Chris Smith is a retired maths teacher and former VSO Uganda volunteer. She is also a Shropshire Humanist Group member and has been Secretary of the group.
Chris recently revisited Uganda and wrote the following informal update from her visit to the Humanist Schools in Uganda. For more information please visit the Uganda Humanist Schools Trust, a charity that SHG supports.
My recent visit to Uganda came 6 years after my first arrival. I had already known about the Humanist Schools; by the end of my placement I knew Isaac Newton, Masaka, quite well; it was only a 3½ hour drive and I had my own vehicle. In 2012 I joined the Friendship visit and managed to get to Mustard Seed, Kamuli, for the first time. But I still hadn’t really been to any of the schools as a Maths teacher and that niggled.
I visited independently in February this year, at the start of the academic year, spending a week each at Isaac Newton (Masaka campus) and Mustard Seed.
I found that Primary Leaving Exam results were out late so S1 were only just starting to register. “O” level results were very overdue, so S5 (lower sixth) hadn’t started.
I observed lessons. Venn diagrams loom large on the Ugandan curriculum, tedious and artificial, but other topics were more lively. When “supplementing” lessons I asked why and how questions. Rote learning is at the heart of Ugandan teaching, there are large classes and few resources; this can work well for Maths but there is a loss of independent thinking and flexibility.
S6 students (the A level year) sought me out when I was not in other classes. At INHS I was amazed by the standard already achieved by some of the students; they asked me about exam questions which they found difficult, I counted the years since I last taught at that level and consulted text books. Students at Mustard Seed were not as advanced, but I team taught with one of their teachers and found him to be highly professional both in the content of the lessons and the non-dogmatic way he communicated with the students.
So far so ordinary. I introduced experimental probability, coins were spun, dice rolled. Initially students were very hesitant, out of their comfort zone. I presented some of the questions I have used with my U3A “Numbers and Stuff” group; these led them to think in different ways.
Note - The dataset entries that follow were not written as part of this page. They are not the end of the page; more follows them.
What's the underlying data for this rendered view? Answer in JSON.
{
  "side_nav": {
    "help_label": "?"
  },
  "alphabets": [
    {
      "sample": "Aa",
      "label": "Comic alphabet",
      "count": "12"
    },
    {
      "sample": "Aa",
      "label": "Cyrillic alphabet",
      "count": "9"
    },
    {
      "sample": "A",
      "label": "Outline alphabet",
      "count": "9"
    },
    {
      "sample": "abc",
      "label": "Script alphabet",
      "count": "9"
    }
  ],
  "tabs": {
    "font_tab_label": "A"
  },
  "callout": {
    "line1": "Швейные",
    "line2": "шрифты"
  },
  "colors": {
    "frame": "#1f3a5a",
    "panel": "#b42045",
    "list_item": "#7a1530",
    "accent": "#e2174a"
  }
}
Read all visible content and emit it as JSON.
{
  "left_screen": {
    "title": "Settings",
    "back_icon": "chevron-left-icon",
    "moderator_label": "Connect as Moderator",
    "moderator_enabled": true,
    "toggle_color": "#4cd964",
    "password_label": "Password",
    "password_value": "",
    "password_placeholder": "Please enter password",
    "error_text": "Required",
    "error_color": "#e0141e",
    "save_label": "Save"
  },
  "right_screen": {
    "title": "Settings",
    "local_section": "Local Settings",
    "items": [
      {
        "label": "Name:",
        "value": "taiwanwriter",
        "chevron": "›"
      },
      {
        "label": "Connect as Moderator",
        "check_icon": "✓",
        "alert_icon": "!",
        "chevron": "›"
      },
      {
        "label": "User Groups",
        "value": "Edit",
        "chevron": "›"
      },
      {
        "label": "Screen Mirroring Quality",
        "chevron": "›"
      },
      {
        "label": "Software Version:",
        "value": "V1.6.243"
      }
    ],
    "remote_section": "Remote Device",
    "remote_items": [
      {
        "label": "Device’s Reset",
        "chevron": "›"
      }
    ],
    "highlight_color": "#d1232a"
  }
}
I spoke to teachers about positive discipline, giving praise, quick ways to assess the progress of whole classes.
At Mustard Seed the director asked me to speak to the boarders, boys and girls separately, about Humanism but emphasising the importance of females staying in school, avoiding early sex and pregnancy. I told them about my life so far, emphasising my humble origins, being the first person in my family to be able to stay on at school after 14 and the difference that had made to my opportunities; that I have only two children so we could do our best for them and so I could work at my chosen profession. I asked what they thought education could give them. I explained that Humanists don’t have a rule book or leader, consider they can use reason to decide how to live well, can be friends to people of any religious belief or none, did not fear hell or try to act well just to reach heaven. I emphasised that the Humanist Schools welcome staff and students who followed any religion, or no religion, equally.
Buildings, equipment and infrastructure have improved and numbers of students have increased; the purposeful atmosphere is just the same and what I most enjoy about my visits.
Uganda has very many places of worship. Some explicitly offer cures and wealth, it is the churches themselves that benefit. Religious belief is often used as the excuse for persecution of “the other”, homosexuals the most extreme example at present, and it often overlays superstition, acceptance of witchcraft, inappropriate treatments from local healers.
Can the Humanist Schools make a difference? Emphatically, yes. Anything we can do to demonstrate atheists being generous and trying to lead good lives, and to encourage the use of reason rather than dogma is worth the effort.